Those who have successfully submitted their applications will be invited to sit some tests at a test centre of their choice. Normally you will be tested on your verbal, numerical and abstract reasoning (in your first language) and situational (or behavioural) judgement (in your second language). You can find some examples of these tests on the EU Careers website here. The QM Careers Centre can also give further advice on psychometric tests.
Those who get through to the next stage will be invited to an assessment centre (in Brussels or Luxembourg), normally organised over one to two days. It will usually consist of a group exercise; a written case study; an interview and an oral presentation and they will be testing you on things like your problem solving skills and ability to work with others.
The whole application process takes about nine months.
Hmm…it sounds difficult…
The recruitment process is tough and competitive, but if you want to work for the EU institutions this is a good opportunity.
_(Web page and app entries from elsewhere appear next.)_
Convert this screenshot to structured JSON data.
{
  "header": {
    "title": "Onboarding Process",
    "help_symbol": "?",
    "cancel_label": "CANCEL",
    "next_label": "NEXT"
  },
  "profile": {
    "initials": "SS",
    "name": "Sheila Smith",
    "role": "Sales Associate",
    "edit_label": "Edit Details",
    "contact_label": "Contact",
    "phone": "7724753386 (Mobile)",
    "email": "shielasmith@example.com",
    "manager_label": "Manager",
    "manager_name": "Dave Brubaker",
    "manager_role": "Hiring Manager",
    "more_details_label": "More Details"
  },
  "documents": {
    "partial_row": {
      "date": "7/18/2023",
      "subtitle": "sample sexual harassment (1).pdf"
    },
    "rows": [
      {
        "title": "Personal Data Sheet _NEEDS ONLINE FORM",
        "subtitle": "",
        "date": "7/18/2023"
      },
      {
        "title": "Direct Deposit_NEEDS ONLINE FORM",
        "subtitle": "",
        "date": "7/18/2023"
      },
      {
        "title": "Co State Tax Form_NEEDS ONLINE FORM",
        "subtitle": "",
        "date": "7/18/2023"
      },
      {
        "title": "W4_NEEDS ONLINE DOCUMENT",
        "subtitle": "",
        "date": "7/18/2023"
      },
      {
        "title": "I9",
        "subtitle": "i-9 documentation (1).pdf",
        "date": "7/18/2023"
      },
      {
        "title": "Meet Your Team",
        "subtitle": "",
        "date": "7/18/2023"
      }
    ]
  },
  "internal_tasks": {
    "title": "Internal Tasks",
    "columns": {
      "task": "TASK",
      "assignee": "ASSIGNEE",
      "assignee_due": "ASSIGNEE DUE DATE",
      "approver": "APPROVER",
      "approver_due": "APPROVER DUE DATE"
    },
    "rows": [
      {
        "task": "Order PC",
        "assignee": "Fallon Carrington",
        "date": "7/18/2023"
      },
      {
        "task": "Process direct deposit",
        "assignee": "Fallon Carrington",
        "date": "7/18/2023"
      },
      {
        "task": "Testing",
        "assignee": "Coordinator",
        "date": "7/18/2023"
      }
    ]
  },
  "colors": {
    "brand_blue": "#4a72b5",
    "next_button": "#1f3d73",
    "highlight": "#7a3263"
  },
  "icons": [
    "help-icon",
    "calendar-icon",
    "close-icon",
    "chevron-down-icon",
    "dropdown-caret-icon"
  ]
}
And the rewards are high. Not only do you have the opportunity to live and work in an international environment, with people from all over Europe, the starting salary is generous – around €52,000 (£45,000) for Administrators.
There are also other ways to work for the EU. The UK Civil Service Fast Stream has an EU option, for example. Recruitment is similar to the EPSO – you will have to complete psychometric tests and an assessment centre, and you will also need language skills. You can find out more here. Depending what sector you are interested in, there are also lots of opportunities to work for various private companies and NGOs which are closely connected to the EU. You can always book an appointment to have a chat with a Careers Consultant if you are unsure of your options.
I’m tempted, but I’m not sure if my language skills are good enough.
For the EPSO you have to be competent in your second language, which must be either English, French or German. You will be asked to sit a situational judgement test in this second language, so you must be able to read fairly. The EU Careers website has an example of this test, which should help you gage whether your language skills will be good enough. Working for the EU will also be a great opportunity to improve upon your language skills as you will be encouraged to take language courses.
Careers Information Assistant, QM Careers & Enterprise Centre